Before the pandemic struck, it wasn’t uncommon for DJs to fly between three European cities in a weekend. The carbon footprint of globetrotting tours was massive. Festivals and gigs were criticised for the levels of waste they created. Streaming services, requiring ever more processing power, have had a burgeoning impact, as has the recent craze of selling music via NFTs (non-fungible tokens).
But a series of announcements last week, coordinated by the Music Declares Emergency collective, have challenged the idea that the industry is not taking the climate emergency seriously. After a uniquely difficult year for those in live music, perhaps this is an inflection point: can the recovery from Covid-19 be green?
“The music industry has the opportunity to lead here,” says Lewis Jamieson, a spokesman for Music Declares Emergency. “It can become the exemplar of a green recovery, and help the public to understand and support what that idea means.”
British independent label Ninja Tune has just announced ambitious and detailed plans in response to the new sustainability drive from the European Independent Music Companies Association. The label’s funds and pensions are divested from fossil fuels, it is installing renewable energy systems in its London headquarters and it is encouraging the pressing plants that supply its vinyl to switch to green energy.
Beggars Group, which includes indie labels such as 4AD, XL and Rough Trade, also announced major new carbon reduction commitments this week. Across the manufacturing and distribution of vinyl and CDs, digital distribution, and business travel, the group aims to cut their emissions almost in half by 2030, at a rate they say is aligned with the Paris agreement’s goal to limit global warming to 1.5 degrees. Head of sustainability Will Hutton says that “the arts have an immensely powerful platform to help ignite social and legislative change. We need everyone involved – the live sector, record companies, streaming partners, and of course artists.”

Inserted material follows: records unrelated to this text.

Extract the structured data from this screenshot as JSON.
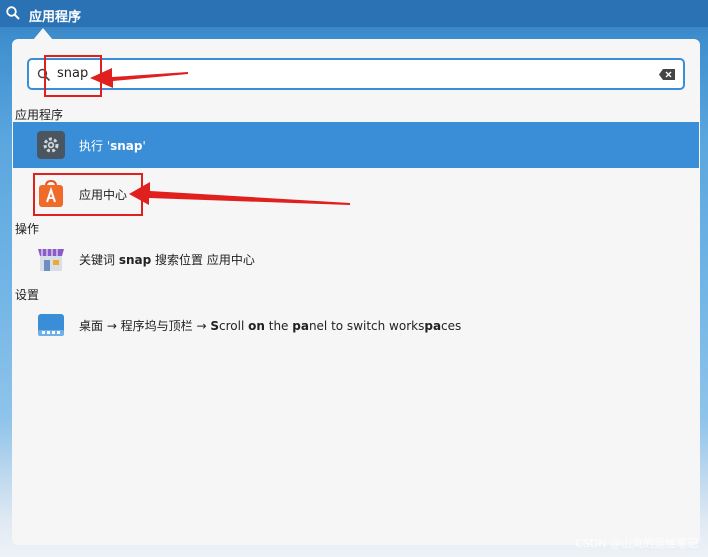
{
  "topbar": {
    "title": "应用程序",
    "search_icon": "search-icon"
  },
  "search": {
    "value": "snap",
    "icon": "search-icon",
    "clear_icon": "clear-icon"
  },
  "categories": {
    "apps": "应用程序",
    "actions": "操作",
    "settings": "设置"
  },
  "results": {
    "run": {
      "prefix": "执行 '",
      "keyword": "snap",
      "suffix": "'",
      "icon": "gear-icon"
    },
    "app_center": {
      "label": "应用中心",
      "icon": "app-center-icon"
    },
    "search_in": {
      "prefix": "关键词 ",
      "keyword": "snap",
      "suffix": " 搜索位置 应用中心",
      "icon": "store-icon"
    },
    "setting": {
      "part1": "桌面 → 程序坞与顶栏 → ",
      "b1": "S",
      "part2": "croll ",
      "b2": "on",
      "part3": " the ",
      "b3": "pa",
      "part4": "nel to switch works",
      "b4": "pa",
      "part5": "ces",
      "icon": "display-icon"
    }
  },
  "watermark": "CSDN @山岚的运维笔记",
  "colors": {
    "selection": "#3a8ed8",
    "annotation": "#e01f1f"
  }
}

One new idea – also announced this week, and affiliated with Brian Eno – is Earth Percent, which is aiming to raise $100m (£72m) by 2030 from the industry itself to transition towards sustainability. The proposal is for artists, companies and individuals to commit a small percentage of their revenue to Earth Percent, which will redistribute the money to organisations working on the climate emergency, including those focused on the music industry, such as A Greener Festival, Music Declares Emergency and Julie’s Bicycle.
“This is the time to shake up how things are done across the industry,” says Sarah Ditty, head of programs at Earth Percent. “We need to be looking at how live shows, touring, recording, streaming, merchandise and engaging fans can function in a way that ensures artists and their teams can make a good living while minimising environmental impact.”
These recent initiatives are not the first signs of change: Coldplay, Massive Attack, Ellie Goulding and Radiohead have all spoken out on the climate crisis and made changes to the way they work, while Shambala festival has removed meat from its on-site catering and is powering the event with 100% renewable energy.
But touring is set to get under way again this summer: England’s first non-distanced large gig of 2021 will be a trial run headlined by the Stockport band Blossoms in May. And with fans snapping up tickets for festivals and gigs, there’s a risk that the industry’s carbon emissions could rebound to a higher level than they were before the pandemic.
Much will depend on forces beyond the music industry’s direct control. “We need change in the transport networks to make our record distribution more sustainable. We need change in the energy networks to reduce the footprint of the pressing plants we use,” says Peter Quicke, co-chief of Ninja Tune.
But musicians have platforms and the cultural clout that can inspire audiences in large numbers. Many artists have been reluctant to find their voice on climate change for fear of being accused of hypocrisy – when the 1975 collaborated with climate campaigner Greta Thunberg in 2019, the Conservative politician David Davies responded by writing a sarcastic open letter asking them if they were travelling by train or yacht on their upcoming world tour – and few fans or artists are likely to want to swap out live shows for streams on a permanent basis.
But virtual events driven by the star power of Dua Lipa or Nick Cave, or the well-received Grammys broadcast, have set a precedent that should not be discarded. The environmental impact of audiences travelling to shows adds to the carbon emissions of the production itself, and so a well-produced “global livestream” in place of a leg of a tour is one possibility.
Last Night a DJ Took a Flight, a recent report on the dance music industry, argued that tours could be routed more efficiently, local scenes and artists could be better nurtured to reduce the pull of foreign superstars, and exclusivity clauses (where artists can’t play more than one show locally) could be challenged.
Relentless touring – driven by low income from streams and physical format sales – is precarious and environmentally unsustainable, so music is taking seriously the idea of green jobs and a “just transition” (a term coined by the global trade union movement to prioritise workers’ rights and reduce inequalities). In 2020, more than 800 artists and creative professionals endorsed a letter to Oliver Dowden calling for a “just and green” cultural recovery from Covid-19, including the demand that all government funding for the arts is aligned with national climate targets.
Achieving that will require commitment from various sections of society – and Chiara Badiali of Julie’s Bicycle says: “The pandemic has provided the chance for that reflection to happen in the arts.” Reflection alone is not enough but if the music industry can get its own house in order, maybe it can set the tone for a journey out of the climate crisis.